Common Minimally Invasive Orthopedic Procedures:

  • Arthroscopy: Arthroscopic procedures involve the use of small incisions and a camera-equipped scope to diagnose and treat joint conditions. Common applications include repairing torn ligaments (e.g., ACL reconstruction), removing damaged cartilage, and addressing joint infections.


  • Minimally Invasive Joint Replacement: In minimally invasive joint replacement, such as hip or knee replacement, smaller incisions are used to access the joint. Specialized instruments and techniques allow for precise implant placement while minimizing soft tissue disruption.


  • Minimally Invasive Spine Surgery: Minimally invasive spine procedures are used to treat conditions like herniated discs, spinal stenosis, and degenerative disc disease. Techniques include microdiscectomy, laminectomy, and minimally invasive lumbar fusion. These procedures aim to alleviate nerve compression and stabilize the spine while minimizing muscle damage.


  • Hand and Foot Surgery: Minimally invasive techniques are employed for procedures such as carpal tunnel release, endoscopic plantar fasciotomy (for conditions like plantar fasciitis), and minimally invasive bunion surgery.


Advantages of Minimally Invasive Orthopedic Procedures:

  • Faster Recovery: Smaller incisions and reduced tissue disruption often result in shorter hospital stays and quicker postoperative recovery.


  • Less Pain: Minimally invasive procedures typically cause less postoperative pain, reducing the need for strong pain medications.
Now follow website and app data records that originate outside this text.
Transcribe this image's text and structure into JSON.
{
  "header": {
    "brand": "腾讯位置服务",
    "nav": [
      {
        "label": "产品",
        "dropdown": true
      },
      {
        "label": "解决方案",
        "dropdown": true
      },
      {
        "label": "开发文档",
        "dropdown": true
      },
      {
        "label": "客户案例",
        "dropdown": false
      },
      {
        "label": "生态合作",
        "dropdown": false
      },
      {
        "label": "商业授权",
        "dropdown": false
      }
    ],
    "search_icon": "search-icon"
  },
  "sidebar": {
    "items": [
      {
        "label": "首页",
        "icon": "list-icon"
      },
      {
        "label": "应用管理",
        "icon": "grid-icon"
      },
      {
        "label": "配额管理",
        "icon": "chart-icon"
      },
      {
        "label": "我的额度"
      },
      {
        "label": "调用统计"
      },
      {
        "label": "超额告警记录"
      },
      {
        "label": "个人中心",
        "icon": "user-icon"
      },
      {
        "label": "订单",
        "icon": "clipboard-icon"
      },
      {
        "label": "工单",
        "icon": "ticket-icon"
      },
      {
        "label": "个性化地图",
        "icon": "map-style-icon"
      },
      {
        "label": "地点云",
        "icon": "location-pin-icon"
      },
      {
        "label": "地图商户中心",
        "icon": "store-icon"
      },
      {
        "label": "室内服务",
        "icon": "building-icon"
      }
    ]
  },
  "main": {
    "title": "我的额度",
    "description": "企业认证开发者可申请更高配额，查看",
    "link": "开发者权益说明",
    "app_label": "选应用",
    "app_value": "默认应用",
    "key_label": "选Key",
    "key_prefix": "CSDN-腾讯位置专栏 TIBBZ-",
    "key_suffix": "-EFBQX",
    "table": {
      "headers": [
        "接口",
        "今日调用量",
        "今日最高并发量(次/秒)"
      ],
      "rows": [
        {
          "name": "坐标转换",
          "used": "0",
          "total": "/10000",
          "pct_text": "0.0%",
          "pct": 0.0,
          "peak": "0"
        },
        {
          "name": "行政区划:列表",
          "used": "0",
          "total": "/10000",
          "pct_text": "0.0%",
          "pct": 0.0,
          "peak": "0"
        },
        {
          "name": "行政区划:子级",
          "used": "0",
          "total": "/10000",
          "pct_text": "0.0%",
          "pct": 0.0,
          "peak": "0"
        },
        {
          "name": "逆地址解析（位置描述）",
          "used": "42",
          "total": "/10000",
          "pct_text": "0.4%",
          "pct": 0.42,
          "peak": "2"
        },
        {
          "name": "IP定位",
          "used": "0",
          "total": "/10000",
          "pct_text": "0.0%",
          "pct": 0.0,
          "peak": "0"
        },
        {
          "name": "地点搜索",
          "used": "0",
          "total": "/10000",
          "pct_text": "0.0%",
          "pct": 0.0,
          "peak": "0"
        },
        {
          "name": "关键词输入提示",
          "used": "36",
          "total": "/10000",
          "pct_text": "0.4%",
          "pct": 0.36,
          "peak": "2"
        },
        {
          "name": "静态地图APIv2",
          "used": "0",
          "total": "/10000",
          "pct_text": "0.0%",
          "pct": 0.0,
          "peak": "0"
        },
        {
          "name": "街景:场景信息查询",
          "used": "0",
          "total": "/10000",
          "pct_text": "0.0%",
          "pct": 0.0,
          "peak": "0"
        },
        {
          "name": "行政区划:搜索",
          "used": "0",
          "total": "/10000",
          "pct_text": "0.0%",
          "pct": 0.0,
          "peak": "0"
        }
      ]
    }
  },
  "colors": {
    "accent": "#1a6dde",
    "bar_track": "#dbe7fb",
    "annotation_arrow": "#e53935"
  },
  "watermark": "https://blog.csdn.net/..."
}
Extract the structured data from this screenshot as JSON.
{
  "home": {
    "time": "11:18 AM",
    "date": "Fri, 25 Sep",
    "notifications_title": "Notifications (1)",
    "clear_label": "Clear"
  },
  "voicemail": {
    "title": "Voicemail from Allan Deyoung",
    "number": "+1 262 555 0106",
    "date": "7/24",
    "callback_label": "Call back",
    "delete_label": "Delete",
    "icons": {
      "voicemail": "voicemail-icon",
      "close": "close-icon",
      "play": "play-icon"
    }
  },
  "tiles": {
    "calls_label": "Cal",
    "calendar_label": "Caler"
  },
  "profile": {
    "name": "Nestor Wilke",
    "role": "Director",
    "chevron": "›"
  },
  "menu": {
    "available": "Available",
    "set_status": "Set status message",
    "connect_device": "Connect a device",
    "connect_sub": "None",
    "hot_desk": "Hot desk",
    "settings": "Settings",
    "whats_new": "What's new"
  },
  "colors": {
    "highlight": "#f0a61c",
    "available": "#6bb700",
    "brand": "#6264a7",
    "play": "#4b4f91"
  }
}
  • Reduced Scarring: Smaller incisions result in less noticeable scarring.


  • Lower Infection Risk: Smaller wounds and reduced exposure to the external environment can lower the risk of surgical site infections.


  • Preservation of Healthy Tissue: Minimally invasive techniques aim to minimize damage to surrounding healthy tissues.



While minimally invasive orthopedic procedures offer many advantages, they may not be suitable for all patients or conditions. The choice of surgical approach depends on factors such as the patient’s overall health, the complexity of the condition, and the surgeon’s expertise. In some cases, traditional open surgery may be necessary to achieve optimal results.


Patients considering orthopedic surgery should consult with their orthopedic surgeon to discuss the most appropriate approach based on their individual circumstances and treatment goals.